The 20-year-old photographer is currently enrolled in the forestry resources technician program at the College of the North Atlantic in Corner Brook, and has spent the past three years travelling Newfoundland and Labrador to capture its immense beauty.
Avery’s work focuses predominately on nature and landscape scenes, things he feels drawn to.
He said in an interview that he “prefers hiking and landscapes to photos of people.”
Avery’s deep love of Canada resonates clearly in his work, which captures the rugged beauty of Atlantic Canada.
This love did not go unnoticed by the staff members of Instagram, who contacted him in early June with questions to answer in preparation for his photo being shared on Instagram’s global account, which curates beautiful photos from around the world and is followed by 225 million Instagram users.
Avery’s photo was posted on June 27 with the caption: “From the rugged cliffs of the Avalon to the long range of mountains of the west coast, everywhere screams adventure. Newfoundland has a very diverse landscape. It’s extremely beautiful — from forest to city to sea, there’s beauty all around.
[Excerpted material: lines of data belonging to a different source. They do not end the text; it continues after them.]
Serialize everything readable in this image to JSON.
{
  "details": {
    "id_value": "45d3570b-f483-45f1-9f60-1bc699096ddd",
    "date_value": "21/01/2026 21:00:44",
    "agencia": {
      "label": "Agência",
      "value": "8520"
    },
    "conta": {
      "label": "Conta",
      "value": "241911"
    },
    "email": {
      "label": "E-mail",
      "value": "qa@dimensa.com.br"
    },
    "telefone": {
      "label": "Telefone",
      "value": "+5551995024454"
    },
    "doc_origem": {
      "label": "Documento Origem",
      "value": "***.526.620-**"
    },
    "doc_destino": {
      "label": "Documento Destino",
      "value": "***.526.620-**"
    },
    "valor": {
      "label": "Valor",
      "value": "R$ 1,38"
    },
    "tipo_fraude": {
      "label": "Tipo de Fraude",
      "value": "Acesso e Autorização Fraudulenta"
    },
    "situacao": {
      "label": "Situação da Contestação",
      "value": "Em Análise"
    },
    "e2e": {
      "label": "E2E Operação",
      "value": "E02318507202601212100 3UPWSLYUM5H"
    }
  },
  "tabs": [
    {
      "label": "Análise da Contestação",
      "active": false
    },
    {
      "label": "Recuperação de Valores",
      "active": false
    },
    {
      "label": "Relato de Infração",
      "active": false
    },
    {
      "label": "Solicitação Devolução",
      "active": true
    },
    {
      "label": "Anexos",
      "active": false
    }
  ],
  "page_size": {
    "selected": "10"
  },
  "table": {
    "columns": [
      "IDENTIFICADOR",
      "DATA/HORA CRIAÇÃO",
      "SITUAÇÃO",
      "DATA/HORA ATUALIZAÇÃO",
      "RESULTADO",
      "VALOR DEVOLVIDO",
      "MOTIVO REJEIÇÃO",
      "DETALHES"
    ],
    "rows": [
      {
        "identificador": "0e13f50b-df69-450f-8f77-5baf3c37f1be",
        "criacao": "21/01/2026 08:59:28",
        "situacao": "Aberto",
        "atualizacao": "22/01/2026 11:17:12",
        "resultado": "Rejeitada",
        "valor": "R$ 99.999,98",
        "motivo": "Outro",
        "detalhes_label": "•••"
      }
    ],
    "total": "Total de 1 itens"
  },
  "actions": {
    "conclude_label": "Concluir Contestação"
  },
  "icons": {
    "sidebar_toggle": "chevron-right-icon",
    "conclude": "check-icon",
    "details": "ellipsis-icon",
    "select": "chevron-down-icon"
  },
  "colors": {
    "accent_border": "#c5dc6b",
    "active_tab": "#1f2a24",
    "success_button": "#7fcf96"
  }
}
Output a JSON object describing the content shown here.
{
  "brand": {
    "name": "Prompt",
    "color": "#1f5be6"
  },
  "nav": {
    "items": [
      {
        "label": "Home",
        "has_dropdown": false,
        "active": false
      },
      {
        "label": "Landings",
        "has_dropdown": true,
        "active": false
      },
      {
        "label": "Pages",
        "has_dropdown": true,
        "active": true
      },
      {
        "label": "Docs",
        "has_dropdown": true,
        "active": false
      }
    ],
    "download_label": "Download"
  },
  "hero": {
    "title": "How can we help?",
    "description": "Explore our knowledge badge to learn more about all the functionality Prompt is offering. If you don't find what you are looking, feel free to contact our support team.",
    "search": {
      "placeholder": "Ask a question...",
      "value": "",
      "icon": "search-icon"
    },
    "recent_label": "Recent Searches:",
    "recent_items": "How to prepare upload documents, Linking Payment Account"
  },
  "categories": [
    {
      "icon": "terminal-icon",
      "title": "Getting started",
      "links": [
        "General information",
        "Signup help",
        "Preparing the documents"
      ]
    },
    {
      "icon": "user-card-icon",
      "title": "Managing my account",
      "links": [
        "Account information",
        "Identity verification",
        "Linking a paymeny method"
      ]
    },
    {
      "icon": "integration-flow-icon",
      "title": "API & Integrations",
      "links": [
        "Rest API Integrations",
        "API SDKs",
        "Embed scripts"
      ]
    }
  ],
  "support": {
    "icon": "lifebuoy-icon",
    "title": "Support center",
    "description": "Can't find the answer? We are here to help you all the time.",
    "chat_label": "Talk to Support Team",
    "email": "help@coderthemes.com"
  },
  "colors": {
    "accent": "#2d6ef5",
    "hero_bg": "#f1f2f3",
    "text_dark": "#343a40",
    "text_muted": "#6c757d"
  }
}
To me, part of being Canadian is appreciating all that we have.”
“Getting a shout-out from the people and place where I’ve been posting my work was so great,” Avery said about having his photo featured so prominently.
Avery said he was honoured to “represent Canada for its 150th birthday,” something he had also had the opportunity to do in February when six of his photographs were featured on Roots Canada’s account as part of its series honouring the special year for the country.
“There’s no formula to my work” Avery says, adding that it is a question he has often received about his photos.
He said he does not publish or edit photos on a specific schedule, but when the time or the image is right.
Avery hopes to continue pursuing his passion for photography after he graduates from the College of the North Atlantic and works in forestry.
He said he hopes to someday have the opportunity to take photos across Canada.